Examine the records and identify each line that includes the string "total". Copy those lines.

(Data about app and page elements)
════════════════
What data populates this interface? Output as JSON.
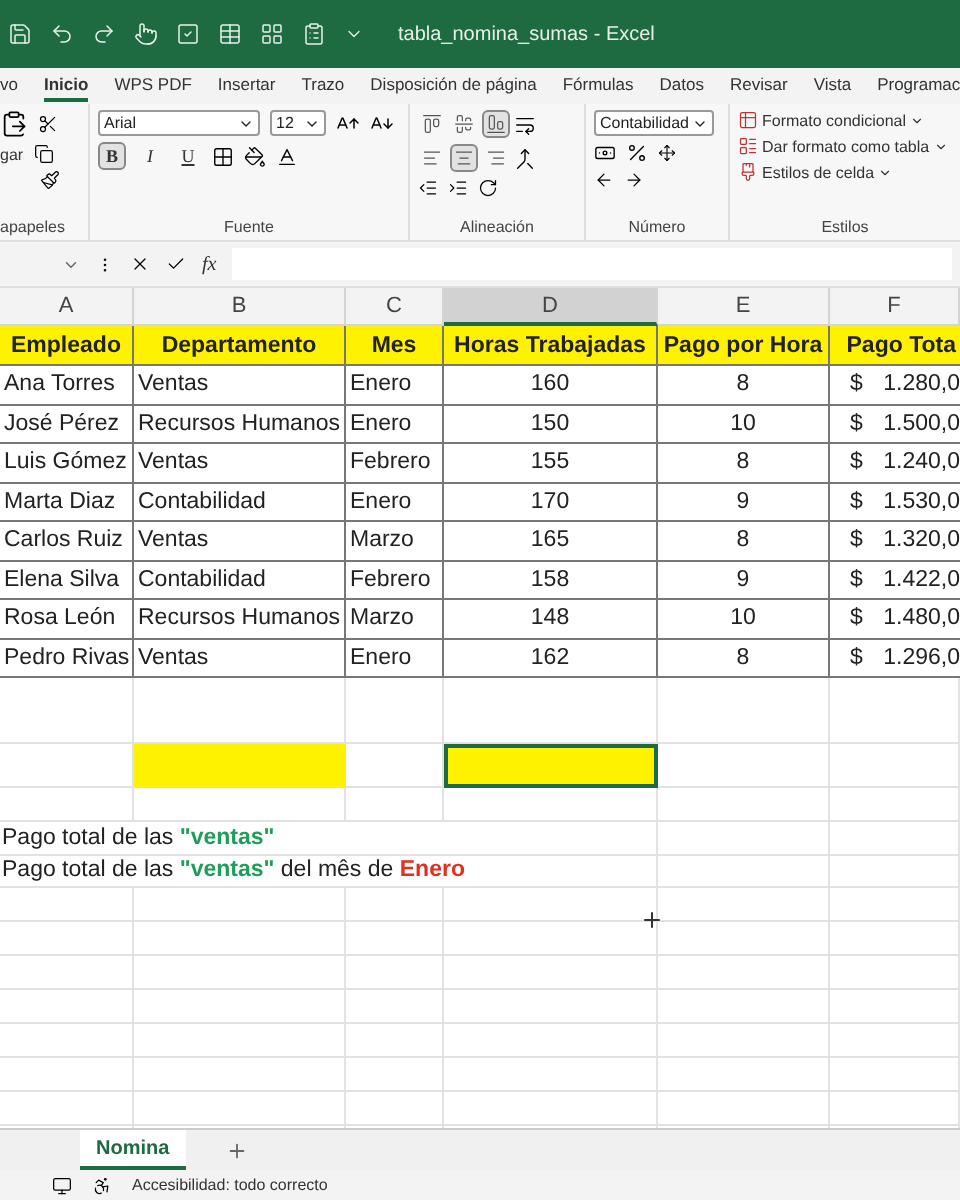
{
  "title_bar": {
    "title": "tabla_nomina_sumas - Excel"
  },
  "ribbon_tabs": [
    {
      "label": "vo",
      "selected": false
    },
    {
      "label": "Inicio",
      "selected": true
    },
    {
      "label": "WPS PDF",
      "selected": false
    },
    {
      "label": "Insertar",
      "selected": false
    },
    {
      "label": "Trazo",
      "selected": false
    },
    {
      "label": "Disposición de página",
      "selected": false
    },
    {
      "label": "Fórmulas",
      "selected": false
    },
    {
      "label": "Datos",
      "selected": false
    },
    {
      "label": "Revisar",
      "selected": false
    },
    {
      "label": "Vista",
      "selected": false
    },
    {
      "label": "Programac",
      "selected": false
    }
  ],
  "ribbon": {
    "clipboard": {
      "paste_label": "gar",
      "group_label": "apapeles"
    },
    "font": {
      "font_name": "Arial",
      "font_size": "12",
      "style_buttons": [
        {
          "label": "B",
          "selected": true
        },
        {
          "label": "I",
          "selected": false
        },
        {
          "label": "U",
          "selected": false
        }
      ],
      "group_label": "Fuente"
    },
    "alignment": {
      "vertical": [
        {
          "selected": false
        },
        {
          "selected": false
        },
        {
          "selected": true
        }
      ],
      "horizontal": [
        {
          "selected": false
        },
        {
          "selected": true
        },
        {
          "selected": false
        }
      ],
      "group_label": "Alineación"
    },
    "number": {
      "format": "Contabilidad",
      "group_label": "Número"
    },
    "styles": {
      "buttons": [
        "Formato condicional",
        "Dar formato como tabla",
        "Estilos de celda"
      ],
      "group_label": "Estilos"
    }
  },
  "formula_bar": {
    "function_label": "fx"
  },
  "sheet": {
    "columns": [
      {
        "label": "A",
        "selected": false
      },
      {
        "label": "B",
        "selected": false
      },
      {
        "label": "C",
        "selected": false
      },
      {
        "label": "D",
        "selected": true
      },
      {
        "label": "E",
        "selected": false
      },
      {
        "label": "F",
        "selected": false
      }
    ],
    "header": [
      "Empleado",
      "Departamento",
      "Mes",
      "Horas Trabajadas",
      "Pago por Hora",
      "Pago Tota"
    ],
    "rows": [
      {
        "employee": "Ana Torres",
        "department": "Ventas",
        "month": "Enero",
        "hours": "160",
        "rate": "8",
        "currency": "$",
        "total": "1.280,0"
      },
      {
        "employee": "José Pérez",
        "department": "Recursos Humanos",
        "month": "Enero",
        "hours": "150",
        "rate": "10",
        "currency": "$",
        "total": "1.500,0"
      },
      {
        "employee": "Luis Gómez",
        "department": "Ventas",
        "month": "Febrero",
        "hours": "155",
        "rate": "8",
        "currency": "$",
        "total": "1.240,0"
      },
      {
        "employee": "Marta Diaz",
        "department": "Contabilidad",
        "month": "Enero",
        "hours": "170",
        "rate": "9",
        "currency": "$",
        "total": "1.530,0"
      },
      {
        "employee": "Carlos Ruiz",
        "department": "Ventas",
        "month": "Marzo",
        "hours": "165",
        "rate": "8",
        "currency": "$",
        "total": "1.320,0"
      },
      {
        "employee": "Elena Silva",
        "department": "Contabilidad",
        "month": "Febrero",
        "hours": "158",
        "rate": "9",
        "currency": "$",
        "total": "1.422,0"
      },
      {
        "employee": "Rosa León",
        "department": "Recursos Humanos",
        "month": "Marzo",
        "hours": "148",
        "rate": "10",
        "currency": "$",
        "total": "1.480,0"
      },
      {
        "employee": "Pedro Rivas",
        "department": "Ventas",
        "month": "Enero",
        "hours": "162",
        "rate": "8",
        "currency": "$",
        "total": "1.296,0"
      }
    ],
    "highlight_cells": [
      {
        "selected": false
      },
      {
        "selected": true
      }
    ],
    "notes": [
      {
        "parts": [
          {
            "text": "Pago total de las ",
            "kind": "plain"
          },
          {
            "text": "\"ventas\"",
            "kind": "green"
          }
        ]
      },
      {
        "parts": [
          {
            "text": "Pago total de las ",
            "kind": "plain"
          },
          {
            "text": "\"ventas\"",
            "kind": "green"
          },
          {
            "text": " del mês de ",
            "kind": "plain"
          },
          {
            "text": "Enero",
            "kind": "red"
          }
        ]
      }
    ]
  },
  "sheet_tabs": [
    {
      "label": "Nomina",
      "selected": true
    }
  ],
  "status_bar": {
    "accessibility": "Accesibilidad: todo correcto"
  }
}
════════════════
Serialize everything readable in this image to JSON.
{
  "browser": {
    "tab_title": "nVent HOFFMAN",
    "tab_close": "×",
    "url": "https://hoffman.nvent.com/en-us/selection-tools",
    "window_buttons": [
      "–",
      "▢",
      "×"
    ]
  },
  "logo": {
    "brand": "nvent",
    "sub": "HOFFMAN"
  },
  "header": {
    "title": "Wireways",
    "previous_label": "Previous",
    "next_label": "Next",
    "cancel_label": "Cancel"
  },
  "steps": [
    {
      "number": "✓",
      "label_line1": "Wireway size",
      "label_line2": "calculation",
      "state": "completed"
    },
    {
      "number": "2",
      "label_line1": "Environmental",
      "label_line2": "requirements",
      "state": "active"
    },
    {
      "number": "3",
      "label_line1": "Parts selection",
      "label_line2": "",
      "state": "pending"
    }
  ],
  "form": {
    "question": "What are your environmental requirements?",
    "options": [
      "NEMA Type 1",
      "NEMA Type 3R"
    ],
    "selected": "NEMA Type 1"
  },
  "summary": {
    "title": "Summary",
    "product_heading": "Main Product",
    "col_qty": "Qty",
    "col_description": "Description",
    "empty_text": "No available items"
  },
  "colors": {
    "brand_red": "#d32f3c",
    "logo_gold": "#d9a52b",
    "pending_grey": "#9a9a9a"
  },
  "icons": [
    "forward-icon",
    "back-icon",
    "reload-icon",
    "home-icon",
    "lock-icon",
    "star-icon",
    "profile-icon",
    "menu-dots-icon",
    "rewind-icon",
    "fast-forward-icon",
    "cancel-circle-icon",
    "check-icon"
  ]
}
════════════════
→ FINAL ANSWER
        "total": "1.280,0"
        "total": "1.500,0"
        "total": "1.240,0"
        "total": "1.530,0"
        "total": "1.320,0"
        "total": "1.422,0"
        "total": "1.480,0"
        "total": "1.296,0"
            "text": "Pago total de las ",
            "text": "Pago total de las ",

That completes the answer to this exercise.